Aim of the exercise.
Print the data below exactly as it appears.

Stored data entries
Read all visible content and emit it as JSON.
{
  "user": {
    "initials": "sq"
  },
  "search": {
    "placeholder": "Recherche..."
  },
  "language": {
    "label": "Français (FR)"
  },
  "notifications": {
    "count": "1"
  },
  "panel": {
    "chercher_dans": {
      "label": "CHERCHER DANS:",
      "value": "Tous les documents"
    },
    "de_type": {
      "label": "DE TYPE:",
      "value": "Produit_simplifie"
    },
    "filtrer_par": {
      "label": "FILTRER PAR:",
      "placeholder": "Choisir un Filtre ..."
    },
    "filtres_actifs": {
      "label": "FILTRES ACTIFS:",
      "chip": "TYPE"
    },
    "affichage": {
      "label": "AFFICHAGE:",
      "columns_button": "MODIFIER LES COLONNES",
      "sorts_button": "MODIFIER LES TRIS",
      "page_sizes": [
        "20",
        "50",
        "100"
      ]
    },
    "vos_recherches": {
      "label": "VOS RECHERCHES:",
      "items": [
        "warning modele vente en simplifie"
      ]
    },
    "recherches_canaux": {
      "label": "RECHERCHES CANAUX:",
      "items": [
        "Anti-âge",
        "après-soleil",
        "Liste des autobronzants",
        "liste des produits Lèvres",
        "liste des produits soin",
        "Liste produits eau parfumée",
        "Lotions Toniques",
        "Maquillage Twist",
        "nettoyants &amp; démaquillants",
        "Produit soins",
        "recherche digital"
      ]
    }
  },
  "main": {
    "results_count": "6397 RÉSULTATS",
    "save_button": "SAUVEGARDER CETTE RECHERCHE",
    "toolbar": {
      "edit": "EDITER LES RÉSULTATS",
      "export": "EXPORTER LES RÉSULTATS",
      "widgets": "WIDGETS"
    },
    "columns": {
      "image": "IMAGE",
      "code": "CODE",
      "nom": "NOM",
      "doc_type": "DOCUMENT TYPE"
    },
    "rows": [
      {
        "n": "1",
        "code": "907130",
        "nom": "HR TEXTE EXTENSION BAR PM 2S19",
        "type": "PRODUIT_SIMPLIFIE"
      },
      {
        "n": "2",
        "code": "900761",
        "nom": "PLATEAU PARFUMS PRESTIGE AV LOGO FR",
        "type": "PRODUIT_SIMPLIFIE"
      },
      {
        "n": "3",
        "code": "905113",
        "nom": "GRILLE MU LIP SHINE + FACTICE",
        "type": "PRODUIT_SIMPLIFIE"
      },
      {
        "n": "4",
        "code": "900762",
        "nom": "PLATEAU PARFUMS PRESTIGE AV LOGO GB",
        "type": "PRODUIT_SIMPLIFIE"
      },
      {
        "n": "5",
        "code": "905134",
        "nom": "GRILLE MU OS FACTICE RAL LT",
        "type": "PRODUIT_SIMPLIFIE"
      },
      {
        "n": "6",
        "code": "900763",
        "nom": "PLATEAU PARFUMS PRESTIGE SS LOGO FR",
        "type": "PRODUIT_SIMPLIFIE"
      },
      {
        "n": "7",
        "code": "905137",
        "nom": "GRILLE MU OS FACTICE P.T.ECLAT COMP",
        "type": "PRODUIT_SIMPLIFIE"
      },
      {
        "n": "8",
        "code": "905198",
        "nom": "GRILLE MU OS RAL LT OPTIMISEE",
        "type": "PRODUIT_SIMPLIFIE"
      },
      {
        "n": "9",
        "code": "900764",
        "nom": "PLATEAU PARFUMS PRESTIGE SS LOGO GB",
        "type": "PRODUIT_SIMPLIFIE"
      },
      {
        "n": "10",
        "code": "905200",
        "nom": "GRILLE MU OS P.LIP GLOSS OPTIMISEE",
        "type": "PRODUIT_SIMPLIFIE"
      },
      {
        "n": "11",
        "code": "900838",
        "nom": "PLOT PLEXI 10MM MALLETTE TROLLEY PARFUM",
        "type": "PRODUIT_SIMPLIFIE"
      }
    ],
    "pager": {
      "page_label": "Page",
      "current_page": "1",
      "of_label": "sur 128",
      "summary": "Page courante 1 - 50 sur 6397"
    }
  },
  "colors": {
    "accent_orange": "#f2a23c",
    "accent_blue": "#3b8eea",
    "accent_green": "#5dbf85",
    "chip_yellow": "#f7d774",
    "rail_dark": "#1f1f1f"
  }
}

Your response.
Read all visible content and emit it as JSON.
{
  "user": {
    "initials": "sq"
  },
  "search": {
    "placeholder": "Recherche..."
  },
  "language": {
    "label": "Français (FR)"
  },
  "notifications": {
    "count": "1"
  },
  "panel": {
    "chercher_dans": {
      "label": "CHERCHER DANS:",
      "value": "Tous les documents"
    },
    "de_type": {
      "label": "DE TYPE:",
      "value": "Produit_simplifie"
    },
    "filtrer_par": {
      "label": "FILTRER PAR:",
      "placeholder": "Choisir un Filtre ..."
    },
    "filtres_actifs": {
      "label": "FILTRES ACTIFS:",
      "chip": "TYPE"
    },
    "affichage": {
      "label": "AFFICHAGE:",
      "columns_button": "MODIFIER LES COLONNES",
      "sorts_button": "MODIFIER LES TRIS",
      "page_sizes": [
        "20",
        "50",
        "100"
      ]
    },
    "vos_recherches": {
      "label": "VOS RECHERCHES:",
      "items": [
        "warning modele vente en simplifie"
      ]
    },
    "recherches_canaux": {
      "label": "RECHERCHES CANAUX:",
      "items": [
        "Anti-âge",
        "après-soleil",
        "Liste des autobronzants",
        "liste des produits Lèvres",
        "liste des produits soin",
        "Liste produits eau parfumée",
        "Lotions Toniques",
        "Maquillage Twist",
        "nettoyants &amp; démaquillants",
        "Produit soins",
        "recherche digital"
      ]
    }
  },
  "main": {
    "results_count": "6397 RÉSULTATS",
    "save_button": "SAUVEGARDER CETTE RECHERCHE",
    "toolbar": {
      "edit": "EDITER LES RÉSULTATS",
      "export": "EXPORTER LES RÉSULTATS",
      "widgets": "WIDGETS"
    },
    "columns": {
      "image": "IMAGE",
      "code": "CODE",
      "nom": "NOM",
      "doc_type": "DOCUMENT TYPE"
    },
    "rows": [
      {
        "n": "1",
        "code": "907130",
        "nom": "HR TEXTE EXTENSION BAR PM 2S19",
        "type": "PRODUIT_SIMPLIFIE"
      },
      {
        "n": "2",
        "code": "900761",
        "nom": "PLATEAU PARFUMS PRESTIGE AV LOGO FR",
        "type": "PRODUIT_SIMPLIFIE"
      },
      {
        "n": "3",
        "code": "905113",
        "nom": "GRILLE MU LIP SHINE + FACTICE",
        "type": "PRODUIT_SIMPLIFIE"
      },
      {
        "n": "4",
        "code": "900762",
        "nom": "PLATEAU PARFUMS PRESTIGE AV LOGO GB",
        "type": "PRODUIT_SIMPLIFIE"
      },
      {
        "n": "5",
        "code": "905134",
        "nom": "GRILLE MU OS FACTICE RAL LT",
        "type": "PRODUIT_SIMPLIFIE"
      },
      {
        "n": "6",
        "code": "900763",
        "nom": "PLATEAU PARFUMS PRESTIGE SS LOGO FR",
        "type": "PRODUIT_SIMPLIFIE"
      },
      {
        "n": "7",
        "code": "905137",
        "nom": "GRILLE MU OS FACTICE P.T.ECLAT COMP",
        "type": "PRODUIT_SIMPLIFIE"
      },
      {
        "n": "8",
        "code": "905198",
        "nom": "GRILLE MU OS RAL LT OPTIMISEE",
        "type": "PRODUIT_SIMPLIFIE"
      },
      {
        "n": "9",
        "code": "900764",
        "nom": "PLATEAU PARFUMS PRESTIGE SS LOGO GB",
        "type": "PRODUIT_SIMPLIFIE"
      },
      {
        "n": "10",
        "code": "905200",
        "nom": "GRILLE MU OS P.LIP GLOSS OPTIMISEE",
        "type": "PRODUIT_SIMPLIFIE"
      },
      {
        "n": "11",
        "code": "900838",
        "nom": "PLOT PLEXI 10MM MALLETTE TROLLEY PARFUM",
        "type": "PRODUIT_SIMPLIFIE"
      }
    ],
    "pager": {
      "page_label": "Page",
      "current_page": "1",
      "of_label": "sur 128",
      "summary": "Page courante 1 - 50 sur 6397"
    }
  },
  "colors": {
    "accent_orange": "#f2a23c",
    "accent_blue": "#3b8eea",
    "accent_green": "#5dbf85",
    "chip_yellow": "#f7d774",
    "rail_dark": "#1f1f1f"
  }
}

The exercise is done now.